Many other poets described in their poetry the miserable life of sufferings they lived. It was very difficult for them (and for most of people) to find a bit of food and a piece of cloth for their hungry, naked children.

The miserable life that some poets, who had no relation with the Abbasid palace, lived, led them to beg through their poetry viziers, judges and other officials, and made their poetry as a means for gaining. Abu Fir’own as-Sasi was in utmost need, and when he was unable to bear any more, he went to al-Hasan bin Sahl the vizier of al-Ma’mun and praised him in a poem. In the same poem he expressed his bad condition and the wretchedness of his children.

Poverty stung Abu Fir’own severely and this time he went to one of the judges of Basra begging his help. It was shame to those kings who had the treasures of the world in their hands but left their peoples suffering neediness and deprivation.
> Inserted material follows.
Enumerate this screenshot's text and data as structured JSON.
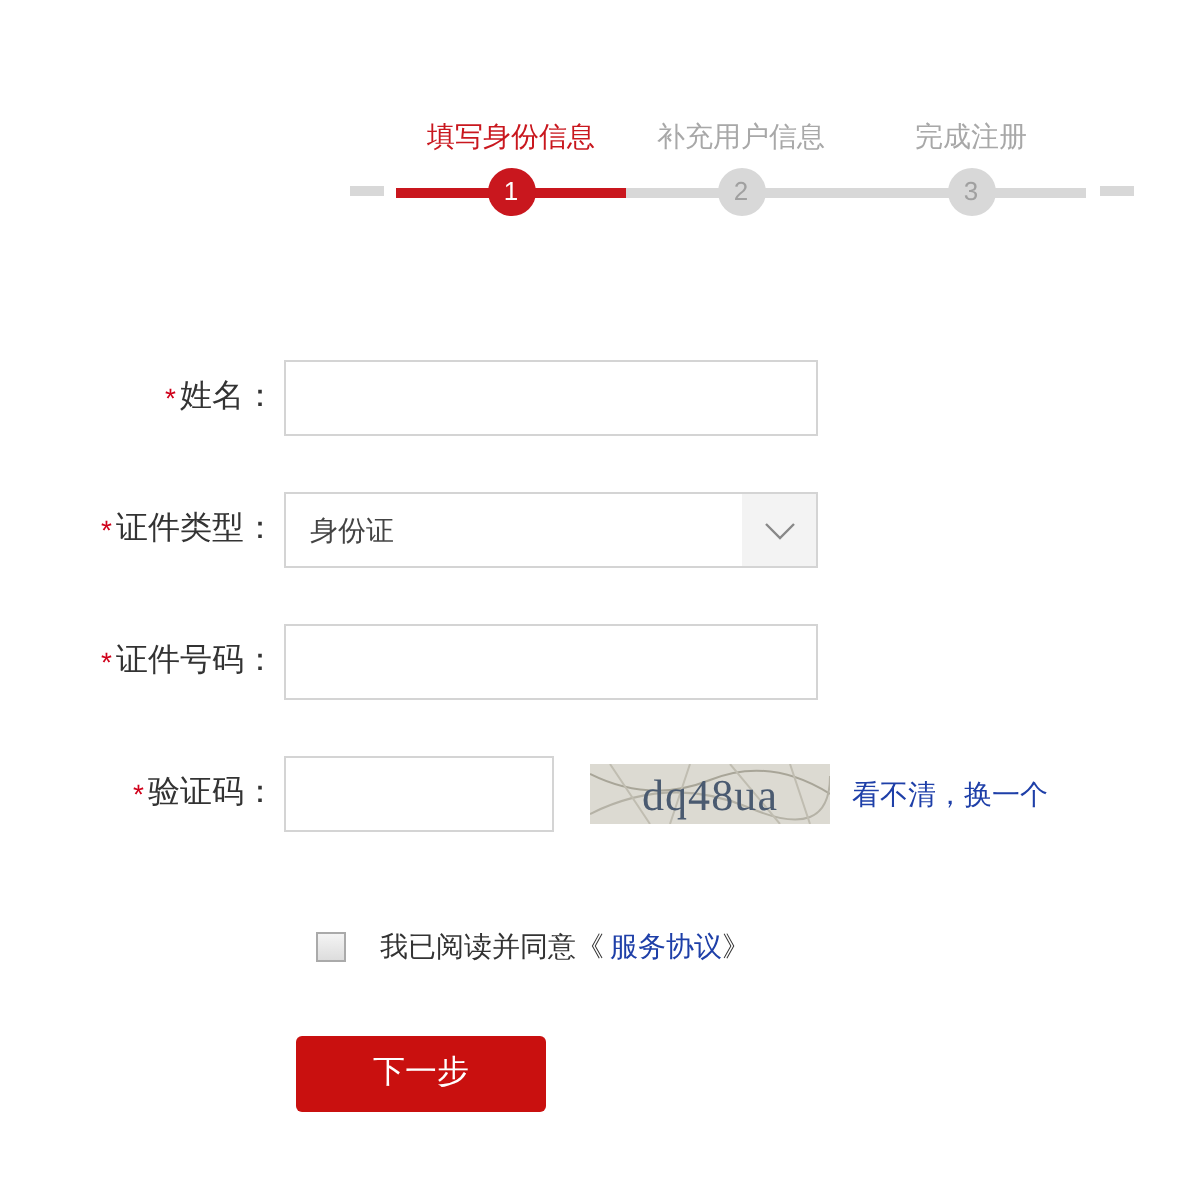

From the poets, who suffered poverty, was Abush Shamaqmaq who went to the king begging him after he saw his children writhe with hunger and pain.

These poets represented the lives of their peoples and their sufferings of hunger, pain, and loss. The economical life was not sound and right, but it was confused and paralyzed. The Abbasid governments did not achieve ease for people, and did not provide a good life for them. The revenue of the state was spent on the Abbasid family, the viziers, and the prominent statesmen, whereas the majority of people lived in poverty and wretchedness and could not obtain even the least necessities of living.
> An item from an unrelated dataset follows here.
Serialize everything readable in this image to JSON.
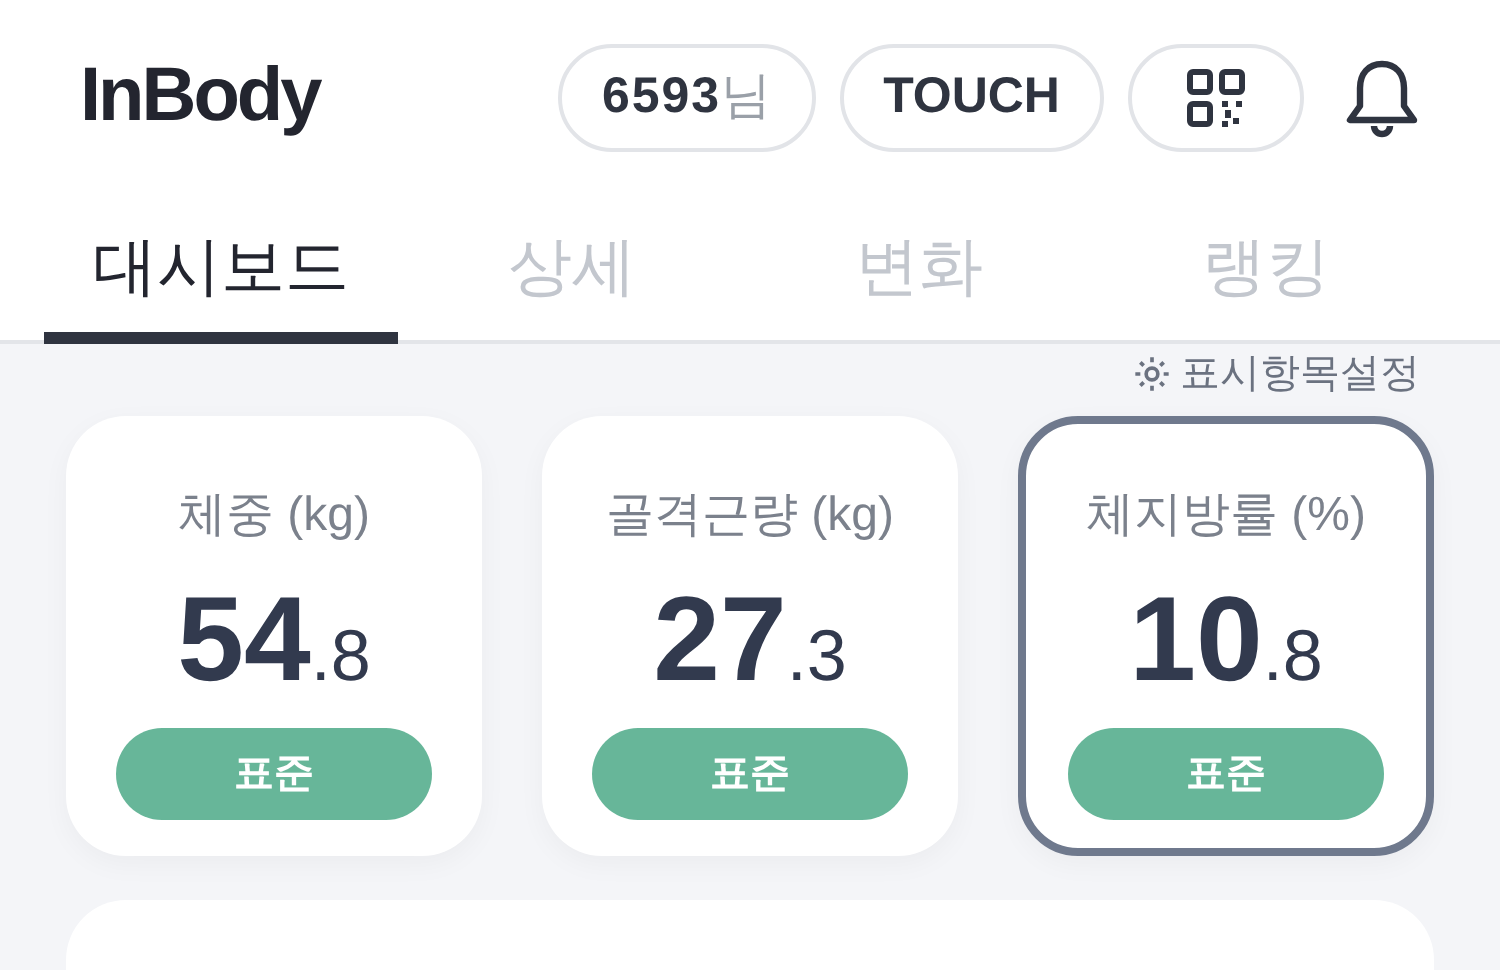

The Imam’s Condition

Imam Abu Muhammad (a.s.) represented the front of opposition to the Abbasid rule. He often criticized the rulers for appropriating the wealth of the nation and extorting the livelihood of people.

From the notable forms of the opposition that Imam Abu Muhammad (a.s.) followed was that he prohibited himself from communicating or cooperating with those kings who took the wealth of Allah as theirs and the people of Allah as their slaves. They spared no effort to join the imam (a.s.) to their retinues but they could not, and then they treated him with absolute severity. They fought him in the means of his living and caused him to be in pressing neediness. They prevented monies to come to him from his Shi’a followers, but one of the Shi’a sent jars of oil to the imam (a.s.) and he put money inside them30 which decreased the pressure of that blockade.
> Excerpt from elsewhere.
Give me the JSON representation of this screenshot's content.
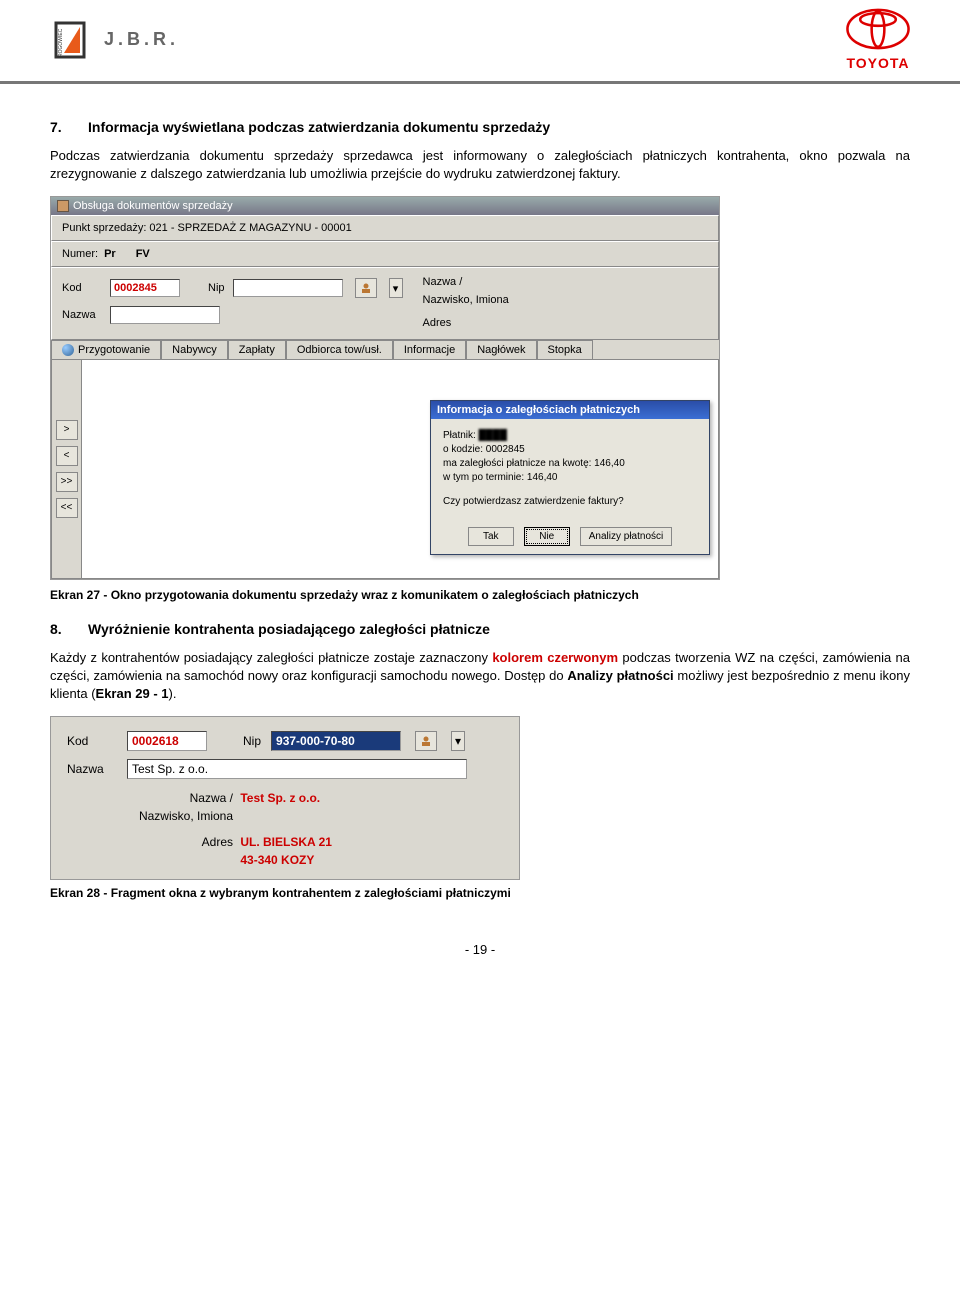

Anyhow, Imam Abu Muhammad (a.s.) sided with the poor and the deprived who were the victims of those kings who robbed the wealth of the nation and left the state in economical imbalance.

  • 1. Tareekh at-Tamaddun al-Islami (the history of the Islamic civilization), vol.5 p.79.
  • 2. Al-Wuzara’ wel Kuttab (viziers and clerks), p.288.
  • 3. The life of Imam Musa bin Ja’far.
  • 4. Al-Wuzara’ wel Kuttab, p.142.
  • 5. Ibid., p.268.
  • 6. Al-Kamil fit-Tareekh, vol.6 p.268.
  • 7. Al-Fakhri, p.164.
  • 8. Al-Wulat wel Qudhat (walis and judges), p.125-126.
  • 9. An-Nujoom az-Zahirah, vol.2 p.54, al-Khutat by al-Maqrizi, vol.2 p.94.
  • 10. Al-Akhbar at-Tuwal, p.384.
  • 11. Al-Wuzara’ wel Kuttab, p.250.
  • 12. Nashwar al-Muhadharah, vol.1 p.293.
  • 13. Al-Muntadham, vol.6 p.253.
  • 14. An-Nujoom az-Zahira, vol.2 p.65.
  • 15. Al-Kamil fit-Tareekh, vol.6 p.319.
  • 16. Ibid.
  • 17. Al-Mustadhraf min Akhbar al-Jawari by Salahuddeen, p.28.
  • 18. Tareekh al-Khulafa’ by as-Sayouti, p.384.
  • 19. Al-Aghani, vol.16 p.226.
  • 20. Samt an-Nujoom al-Awali, vol.3 p.354.
  • 21. Nisa’ al-Khulafa’ (the caliph’s women) by ibn as-Sa’iy, p.86.
  • 22. Al-Aghani, vol.14 p.193.
  • 23. Al-Aghani, vol.14 p.193.
  • 24. Al-aghani.
  • 25. Uyoon at-Tawareekh, vol.6 p.170.
  • 26. Mir’at az-Zaman, vol.6 p.158.
  • 27. Murooj ath-Thahab, vol.2 p.366.
  • 28. Al-Wuzara’ wel Kuttab, p.192.
  • 29. Al-Mahasin wel Masawi’, p.585.
  • 30. Safeenat al-Bihar, vol.2 p.158.